Les Etoiles, 4/4/08
I had hoped to do a lot more shaping with this piece, but it was all I could do to be clear with stretching the beat. I am currently trying to rewire my brain to be thinking ahead rather than in the moment. My voice teacher always compares singing to tight-rope walking; you can’t be too tense or too lax. Conducting seems to require the same balance between listening and creating. You can’t just listen and coast along like I did, but nor can you err on the side of chasing your vision to the exclusion of reality.
In basic conducting, we were introduced to the concept of willfulness, the idea of a conductor’s charisma somehow sweeping the ensemble into his or her vision of how the piece should sound. Furtwangler was a legendary example of this; it was said that he could change the sound of the Berlin Phil. just by entering the room.
I’m not sure I care for that model of conducting, though. Authoritarian leadership generally rankles me. I prefer the idea of partnership through scaffolding –when a piece is new, the conductor must enforce their vision, but then, they can slowly let the ensemble claim more autonomy, experiment, and contribute.

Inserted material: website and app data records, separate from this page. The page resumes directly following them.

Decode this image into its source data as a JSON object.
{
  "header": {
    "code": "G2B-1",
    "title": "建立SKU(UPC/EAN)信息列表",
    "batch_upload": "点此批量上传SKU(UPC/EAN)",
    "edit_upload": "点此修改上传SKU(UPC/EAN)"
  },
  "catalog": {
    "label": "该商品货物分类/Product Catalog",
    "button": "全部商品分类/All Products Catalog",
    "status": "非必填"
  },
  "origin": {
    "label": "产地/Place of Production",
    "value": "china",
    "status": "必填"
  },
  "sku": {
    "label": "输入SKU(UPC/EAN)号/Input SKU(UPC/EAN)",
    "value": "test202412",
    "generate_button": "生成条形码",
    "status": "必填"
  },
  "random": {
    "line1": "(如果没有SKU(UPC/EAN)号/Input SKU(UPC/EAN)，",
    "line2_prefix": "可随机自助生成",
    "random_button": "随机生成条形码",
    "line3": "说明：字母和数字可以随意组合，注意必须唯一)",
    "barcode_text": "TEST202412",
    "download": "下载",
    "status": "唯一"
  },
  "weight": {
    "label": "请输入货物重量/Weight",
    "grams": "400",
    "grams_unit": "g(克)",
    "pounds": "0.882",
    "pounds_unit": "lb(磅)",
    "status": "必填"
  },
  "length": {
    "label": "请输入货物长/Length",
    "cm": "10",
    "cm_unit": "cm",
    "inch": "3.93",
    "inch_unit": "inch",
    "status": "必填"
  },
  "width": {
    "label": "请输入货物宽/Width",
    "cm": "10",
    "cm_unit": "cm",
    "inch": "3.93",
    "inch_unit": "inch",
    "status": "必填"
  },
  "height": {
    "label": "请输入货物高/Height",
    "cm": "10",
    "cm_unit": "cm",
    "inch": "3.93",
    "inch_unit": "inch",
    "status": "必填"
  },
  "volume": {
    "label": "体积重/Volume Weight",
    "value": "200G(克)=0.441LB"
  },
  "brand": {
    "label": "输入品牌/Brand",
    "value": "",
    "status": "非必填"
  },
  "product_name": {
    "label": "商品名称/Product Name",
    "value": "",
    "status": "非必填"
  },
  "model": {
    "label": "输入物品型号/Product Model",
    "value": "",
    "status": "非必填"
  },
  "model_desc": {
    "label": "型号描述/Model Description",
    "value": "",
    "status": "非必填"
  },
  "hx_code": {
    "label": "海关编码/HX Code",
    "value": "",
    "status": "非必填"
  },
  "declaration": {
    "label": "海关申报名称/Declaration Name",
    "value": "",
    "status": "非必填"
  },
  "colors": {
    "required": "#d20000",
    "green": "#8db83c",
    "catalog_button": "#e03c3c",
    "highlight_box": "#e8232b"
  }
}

Maybe I’m unrealistic here; maybe a conductor’s job is simply to force musicians to sing marcato here and accelerando here. Maybe too many cooks spoils the broth. But I’ve most enjoyed working with choral directors who can listen to their ensembles, even in the early stages of learning repertoire, and recognize and build on good musicianship.